A place of running water
THERE is something for everyone at Aroona.
Nestled inland from Moffat Beach, Dicky Beach and Currimundi, the elevated yet affordable area is named after a local Aboriginal word meaning place of running water.
Forming a natural backdrop is the Sharyn Bonney Bushland Reserve. Situated between the highway and the beaches on Caloundra’s northern edge, Aroona has gone from one or two houses in each street in the 1970s to a vital cross-section of housing styles that cover the whole spectrum.
With the privilege of being elevated, Aroona offers a ridgeline of stunning coastal views from Mooloolaba to the north and Caloundra to the southeast, and is home to quiet valleys that form the baseline of the community.
It has been the choice area to live for established business people as well as first home buyers. The high-end buyers are looking to enjoy the peace and privacy of the elevated positions with coastal or range views.
There are middle-range homes dating from the late 1980s through to new releases but also entry-level and renovators for those happy to extend from one-bathroom to add an ensuite, a veranda or a pool.
The steadiness of the Aroona property market is the key. It has clawed its way back from the downturn caused by the GFC and is moving into new territory.
New homes have been springing up in and around the area and there are a lot of infill sites but also new boutique estates to the west, near Meridan and Little Mountain.
The suburb consists mainly of traditional brick and tile homes along with some newer beach house-style houses.

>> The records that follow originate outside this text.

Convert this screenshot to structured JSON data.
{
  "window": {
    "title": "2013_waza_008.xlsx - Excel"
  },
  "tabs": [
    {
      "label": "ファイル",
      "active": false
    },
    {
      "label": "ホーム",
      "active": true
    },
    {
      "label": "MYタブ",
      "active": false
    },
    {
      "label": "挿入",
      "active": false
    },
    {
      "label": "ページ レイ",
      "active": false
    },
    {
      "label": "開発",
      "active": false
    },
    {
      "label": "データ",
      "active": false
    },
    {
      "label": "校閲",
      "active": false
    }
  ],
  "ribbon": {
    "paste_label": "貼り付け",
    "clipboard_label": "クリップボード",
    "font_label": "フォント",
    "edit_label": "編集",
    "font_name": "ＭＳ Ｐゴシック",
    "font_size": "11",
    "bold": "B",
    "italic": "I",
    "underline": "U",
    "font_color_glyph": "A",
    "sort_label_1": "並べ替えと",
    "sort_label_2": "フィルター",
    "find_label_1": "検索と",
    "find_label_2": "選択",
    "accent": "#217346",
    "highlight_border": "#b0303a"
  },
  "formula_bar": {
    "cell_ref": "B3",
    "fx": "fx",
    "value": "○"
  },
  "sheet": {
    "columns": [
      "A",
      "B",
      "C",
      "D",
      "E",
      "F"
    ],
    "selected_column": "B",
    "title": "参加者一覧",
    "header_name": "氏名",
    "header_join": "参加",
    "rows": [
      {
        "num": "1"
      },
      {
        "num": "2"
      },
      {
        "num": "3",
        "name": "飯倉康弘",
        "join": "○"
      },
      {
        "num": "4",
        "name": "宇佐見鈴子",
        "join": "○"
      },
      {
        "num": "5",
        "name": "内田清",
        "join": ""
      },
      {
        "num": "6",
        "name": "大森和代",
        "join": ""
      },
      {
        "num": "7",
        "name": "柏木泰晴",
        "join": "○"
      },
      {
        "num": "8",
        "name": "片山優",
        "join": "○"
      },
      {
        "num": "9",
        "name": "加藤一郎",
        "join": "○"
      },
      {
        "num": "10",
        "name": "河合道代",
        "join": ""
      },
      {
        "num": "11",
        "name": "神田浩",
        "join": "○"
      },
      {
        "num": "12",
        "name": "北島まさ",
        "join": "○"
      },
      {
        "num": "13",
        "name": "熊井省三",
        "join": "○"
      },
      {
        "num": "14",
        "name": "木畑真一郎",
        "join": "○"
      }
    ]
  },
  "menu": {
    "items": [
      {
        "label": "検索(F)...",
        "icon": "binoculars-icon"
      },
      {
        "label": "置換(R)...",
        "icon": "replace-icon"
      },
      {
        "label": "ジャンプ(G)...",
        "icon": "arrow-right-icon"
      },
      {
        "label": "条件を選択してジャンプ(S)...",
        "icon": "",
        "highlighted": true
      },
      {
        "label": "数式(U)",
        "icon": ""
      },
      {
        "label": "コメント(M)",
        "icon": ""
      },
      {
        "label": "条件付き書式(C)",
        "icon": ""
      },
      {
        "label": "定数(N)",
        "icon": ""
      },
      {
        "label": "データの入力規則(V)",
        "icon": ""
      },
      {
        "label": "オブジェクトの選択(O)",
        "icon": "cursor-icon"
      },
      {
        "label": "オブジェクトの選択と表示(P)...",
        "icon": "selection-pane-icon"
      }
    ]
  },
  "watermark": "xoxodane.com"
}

The median sales price in the area for March 2018 was $562,500, up from the $432,500 at the same time five years ago.
Aroona’s Central Park is a haven for passive recreation and park cricket, and has a basketball half court.
The natural surrounds make it ideal for family picnics and parties or to simply sit in the shade and reflect on life.
You will also find the natural bushland of Ben Bennett Park with its walking and mountain bike trails.
The path is easy to follow as it guides visitors through the vegetation of melaleuca and eucalypt forests.
As a reflection of changing attitudes, lifestyles and demographics, what used to be regarded as a drive to Dicky Beach is now a good walk or bike ride.
Then there is Moffat Beach or the Watson St precinct at Currimundi with their coffee spots.
In fact, you are within reach of six quality beaches.
That’s Aroona, at the centre of everything yet a long way from care.
Encompassing 1.9sq km of the Sunshine Coast, Aroona is ideally located where you can have it all, without the busy traffic and crowds.
With easy access to the Bruce Highway, this central location is one not to miss.
There is a local neighbourhood shopping centre and childcare centre plus a major service station at the intersection of Nicklin Way and Beerburrum St.
Yet it is also favoured for its close proximity to the Caloundra CBD and sports facilities, including Caloundra Golf Club and the Arthur St sports grounds, aquatic centre and YMCA.
Aroona is convenient to a variety of schools including Currimundi Primary School, Talara Primary College, Pacific Lutheran College and Caloundra State High School while the Currimundi Marketplace and Parklands Shopping Centre are all very handy.
Looking to Caloundra from Albatross Ave, Aroona.